- What are the common files and folders your CMS generates which are not worthy of search engine crawl? Example for WordPress – /cgi-bin/, /xmlrpc.php, /wp-admin/
- Have you disallowed all the URLs above across multiple languages and regions?
Popular CMS and their typical robots.txt file
How to fix this?
You can fix this issue by using an appropriate robots.txt directive and be blocking crawler access to these invalid folders or pages.
Step 1: Make a list of all folders and pages you want to block by asking yourself the questions mentioned above. Check your log files and DeepCrawl URLs to see which URLs and folders need to be blocked. Once you make a list you can move on to step 2.
Step 2: Use the following directives to block these pages.
Disallow: This directive helps you block certain URLs and folders from search engine crawlers. For example
Allow: This directive allows the crawler to access a certain folder or URL. For Example
WildCards: Wildcards helps you give more specific instruction to Google.
- * denotes any character. For instance, if you want to stop search engines from crawling all PHP pages a directive like Disallow:/*.php will disallow search engine access to all .php pages.
- $ designates the end of the URL – If you want to block all internal search page URLs which end with ?pt then use the Disallow: /?pt$.
How to block a subfolder in a folder?
If you want to block all profiles of your members listed under the folder /members/profiles in search engines but allow access to other /members/ details then use the disallow first followed by the allow directive.
Following is Google’s official guide on directives.
The path indicates the folder or set of URLs. These are mapped to all the matches the URLs the rule will be applied to. You can also see which URLs the particular path doesn’t include in the third column.
Know that when both disallow and allow directives are operating together the most specific rule is honored.
Step 3: Upload the new robots.txt file to the root folder of your website. For instance, if you are running an online store at store.mydomain.com then the robots.txt file should be uploaded to the subdomain. Which means you should be able to find your robots.txt at store.mydomain.com/robots.txt.

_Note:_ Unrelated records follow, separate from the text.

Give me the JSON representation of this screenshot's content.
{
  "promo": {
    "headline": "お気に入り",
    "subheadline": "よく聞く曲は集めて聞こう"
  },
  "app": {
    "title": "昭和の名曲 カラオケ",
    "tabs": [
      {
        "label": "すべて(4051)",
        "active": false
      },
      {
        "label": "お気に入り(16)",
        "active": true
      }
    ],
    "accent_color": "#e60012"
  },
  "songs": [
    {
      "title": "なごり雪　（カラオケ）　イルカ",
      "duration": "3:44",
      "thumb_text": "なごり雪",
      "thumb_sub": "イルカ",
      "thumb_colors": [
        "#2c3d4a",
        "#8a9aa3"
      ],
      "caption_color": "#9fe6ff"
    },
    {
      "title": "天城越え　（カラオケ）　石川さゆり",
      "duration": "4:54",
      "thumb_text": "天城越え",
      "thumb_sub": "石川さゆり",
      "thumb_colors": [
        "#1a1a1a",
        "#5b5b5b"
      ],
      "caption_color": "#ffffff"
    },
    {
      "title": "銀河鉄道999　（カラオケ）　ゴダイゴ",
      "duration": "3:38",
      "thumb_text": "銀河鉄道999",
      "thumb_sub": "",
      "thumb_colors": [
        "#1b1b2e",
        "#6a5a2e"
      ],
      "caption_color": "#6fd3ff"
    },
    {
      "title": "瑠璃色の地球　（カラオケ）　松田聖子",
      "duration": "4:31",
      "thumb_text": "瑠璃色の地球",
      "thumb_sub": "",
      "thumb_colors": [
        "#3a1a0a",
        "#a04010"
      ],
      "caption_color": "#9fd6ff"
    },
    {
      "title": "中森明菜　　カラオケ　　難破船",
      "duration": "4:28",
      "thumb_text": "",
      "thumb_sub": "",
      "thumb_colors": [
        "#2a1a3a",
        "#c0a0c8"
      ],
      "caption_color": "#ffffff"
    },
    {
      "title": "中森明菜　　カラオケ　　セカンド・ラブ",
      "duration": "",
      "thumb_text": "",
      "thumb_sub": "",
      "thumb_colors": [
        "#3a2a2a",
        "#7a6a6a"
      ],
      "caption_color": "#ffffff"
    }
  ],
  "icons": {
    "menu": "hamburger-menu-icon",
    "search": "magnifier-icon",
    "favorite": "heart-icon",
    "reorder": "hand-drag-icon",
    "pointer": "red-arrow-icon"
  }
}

Step 4: Inform Google about your updated robots.txt through webmaster tools.
Login to Google Search Console and visit robots.txt in the sidebar.
Click on “submit”
Click on “Submit” on the pop-up to let Google know that your robots.txt file has been updated.
Step 5: Test if the folders and URLs you intend to block is working as expected. Use the Google Robots.txt Tester for this purpose.